> Records for the exercise
====
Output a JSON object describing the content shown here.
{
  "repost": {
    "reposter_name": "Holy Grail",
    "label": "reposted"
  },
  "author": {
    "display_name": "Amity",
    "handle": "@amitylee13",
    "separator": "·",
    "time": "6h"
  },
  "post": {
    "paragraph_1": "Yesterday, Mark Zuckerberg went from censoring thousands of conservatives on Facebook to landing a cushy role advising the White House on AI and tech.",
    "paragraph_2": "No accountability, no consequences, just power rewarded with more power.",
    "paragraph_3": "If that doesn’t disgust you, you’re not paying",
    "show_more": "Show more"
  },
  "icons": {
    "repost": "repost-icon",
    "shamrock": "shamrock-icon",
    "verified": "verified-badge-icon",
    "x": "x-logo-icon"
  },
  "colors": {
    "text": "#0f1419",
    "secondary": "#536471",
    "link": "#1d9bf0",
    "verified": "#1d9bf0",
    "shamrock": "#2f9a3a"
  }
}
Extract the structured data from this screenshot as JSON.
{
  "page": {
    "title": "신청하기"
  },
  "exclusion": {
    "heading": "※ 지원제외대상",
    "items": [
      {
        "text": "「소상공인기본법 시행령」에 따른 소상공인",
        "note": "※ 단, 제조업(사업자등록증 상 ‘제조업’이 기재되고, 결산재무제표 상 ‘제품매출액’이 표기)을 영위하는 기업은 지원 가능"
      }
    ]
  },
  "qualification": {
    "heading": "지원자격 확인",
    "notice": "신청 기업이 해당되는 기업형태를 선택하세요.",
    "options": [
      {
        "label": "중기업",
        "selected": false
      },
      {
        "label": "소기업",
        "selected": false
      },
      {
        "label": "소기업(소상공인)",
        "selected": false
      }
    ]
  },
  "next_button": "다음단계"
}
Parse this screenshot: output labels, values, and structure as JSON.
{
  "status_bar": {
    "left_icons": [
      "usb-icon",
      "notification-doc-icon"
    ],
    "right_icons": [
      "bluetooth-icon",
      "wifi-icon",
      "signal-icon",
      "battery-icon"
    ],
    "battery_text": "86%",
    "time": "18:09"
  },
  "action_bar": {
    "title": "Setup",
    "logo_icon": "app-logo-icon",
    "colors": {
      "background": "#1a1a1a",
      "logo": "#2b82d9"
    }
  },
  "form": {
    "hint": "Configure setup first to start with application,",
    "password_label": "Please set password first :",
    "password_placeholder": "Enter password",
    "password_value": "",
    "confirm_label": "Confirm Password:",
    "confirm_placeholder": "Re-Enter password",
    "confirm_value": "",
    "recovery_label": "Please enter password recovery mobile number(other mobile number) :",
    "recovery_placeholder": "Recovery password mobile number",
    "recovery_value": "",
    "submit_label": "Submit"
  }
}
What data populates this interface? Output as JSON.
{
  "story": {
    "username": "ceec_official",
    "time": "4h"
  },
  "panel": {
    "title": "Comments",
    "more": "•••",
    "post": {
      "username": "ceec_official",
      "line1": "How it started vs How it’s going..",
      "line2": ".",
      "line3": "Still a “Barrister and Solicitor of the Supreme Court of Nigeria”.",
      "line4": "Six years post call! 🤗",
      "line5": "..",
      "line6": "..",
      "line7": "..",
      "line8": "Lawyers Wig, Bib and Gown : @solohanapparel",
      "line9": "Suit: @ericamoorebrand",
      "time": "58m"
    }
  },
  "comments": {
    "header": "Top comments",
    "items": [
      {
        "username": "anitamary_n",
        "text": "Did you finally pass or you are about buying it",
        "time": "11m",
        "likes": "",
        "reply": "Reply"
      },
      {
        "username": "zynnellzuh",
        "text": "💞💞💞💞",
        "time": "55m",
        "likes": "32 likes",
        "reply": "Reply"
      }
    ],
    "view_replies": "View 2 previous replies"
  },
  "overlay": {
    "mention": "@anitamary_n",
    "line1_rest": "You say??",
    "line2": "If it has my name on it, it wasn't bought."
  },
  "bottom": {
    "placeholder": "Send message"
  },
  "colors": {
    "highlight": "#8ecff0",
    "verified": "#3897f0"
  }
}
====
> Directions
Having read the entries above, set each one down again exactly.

> Result for this exercise
Output a JSON object describing the content shown here.
{
  "repost": {
    "reposter_name": "Holy Grail",
    "label": "reposted"
  },
  "author": {
    "display_name": "Amity",
    "handle": "@amitylee13",
    "separator": "·",
    "time": "6h"
  },
  "post": {
    "paragraph_1": "Yesterday, Mark Zuckerberg went from censoring thousands of conservatives on Facebook to landing a cushy role advising the White House on AI and tech.",
    "paragraph_2": "No accountability, no consequences, just power rewarded with more power.",
    "paragraph_3": "If that doesn’t disgust you, you’re not paying",
    "show_more": "Show more"
  },
  "icons": {
    "repost": "repost-icon",
    "shamrock": "shamrock-icon",
    "verified": "verified-badge-icon",
    "x": "x-logo-icon"
  },
  "colors": {
    "text": "#0f1419",
    "secondary": "#536471",
    "link": "#1d9bf0",
    "verified": "#1d9bf0",
    "shamrock": "#2f9a3a"
  }
}
Extract the structured data from this screenshot as JSON.
{
  "page": {
    "title": "신청하기"
  },
  "exclusion": {
    "heading": "※ 지원제외대상",
    "items": [
      {
        "text": "「소상공인기본법 시행령」에 따른 소상공인",
        "note": "※ 단, 제조업(사업자등록증 상 ‘제조업’이 기재되고, 결산재무제표 상 ‘제품매출액’이 표기)을 영위하는 기업은 지원 가능"
      }
    ]
  },
  "qualification": {
    "heading": "지원자격 확인",
    "notice": "신청 기업이 해당되는 기업형태를 선택하세요.",
    "options": [
      {
        "label": "중기업",
        "selected": false
      },
      {
        "label": "소기업",
        "selected": false
      },
      {
        "label": "소기업(소상공인)",
        "selected": false
      }
    ]
  },
  "next_button": "다음단계"
}
Parse this screenshot: output labels, values, and structure as JSON.
{
  "status_bar": {
    "left_icons": [
      "usb-icon",
      "notification-doc-icon"
    ],
    "right_icons": [
      "bluetooth-icon",
      "wifi-icon",
      "signal-icon",
      "battery-icon"
    ],
    "battery_text": "86%",
    "time": "18:09"
  },
  "action_bar": {
    "title": "Setup",
    "logo_icon": "app-logo-icon",
    "colors": {
      "background": "#1a1a1a",
      "logo": "#2b82d9"
    }
  },
  "form": {
    "hint": "Configure setup first to start with application,",
    "password_label": "Please set password first :",
    "password_placeholder": "Enter password",
    "password_value": "",
    "confirm_label": "Confirm Password:",
    "confirm_placeholder": "Re-Enter password",
    "confirm_value": "",
    "recovery_label": "Please enter password recovery mobile number(other mobile number) :",
    "recovery_placeholder": "Recovery password mobile number",
    "recovery_value": "",
    "submit_label": "Submit"
  }
}
What data populates this interface? Output as JSON.
{
  "story": {
    "username": "ceec_official",
    "time": "4h"
  },
  "panel": {
    "title": "Comments",
    "more": "•••",
    "post": {
      "username": "ceec_official",
      "line1": "How it started vs How it’s going..",
      "line2": ".",
      "line3": "Still a “Barrister and Solicitor of the Supreme Court of Nigeria”.",
      "line4": "Six years post call! 🤗",
      "line5": "..",
      "line6": "..",
      "line7": "..",
      "line8": "Lawyers Wig, Bib and Gown : @solohanapparel",
      "line9": "Suit: @ericamoorebrand",
      "time": "58m"
    }
  },
  "comments": {
    "header": "Top comments",
    "items": [
      {
        "username": "anitamary_n",
        "text": "Did you finally pass or you are about buying it",
        "time": "11m",
        "likes": "",
        "reply": "Reply"
      },
      {
        "username": "zynnellzuh",
        "text": "💞💞💞💞",
        "time": "55m",
        "likes": "32 likes",
        "reply": "Reply"
      }
    ],
    "view_replies": "View 2 previous replies"
  },
  "overlay": {
    "mention": "@anitamary_n",
    "line1_rest": "You say??",
    "line2": "If it has my name on it, it wasn't bought."
  },
  "bottom": {
    "placeholder": "Send message"
  },
  "colors": {
    "highlight": "#8ecff0",
    "verified": "#3897f0"
  }
}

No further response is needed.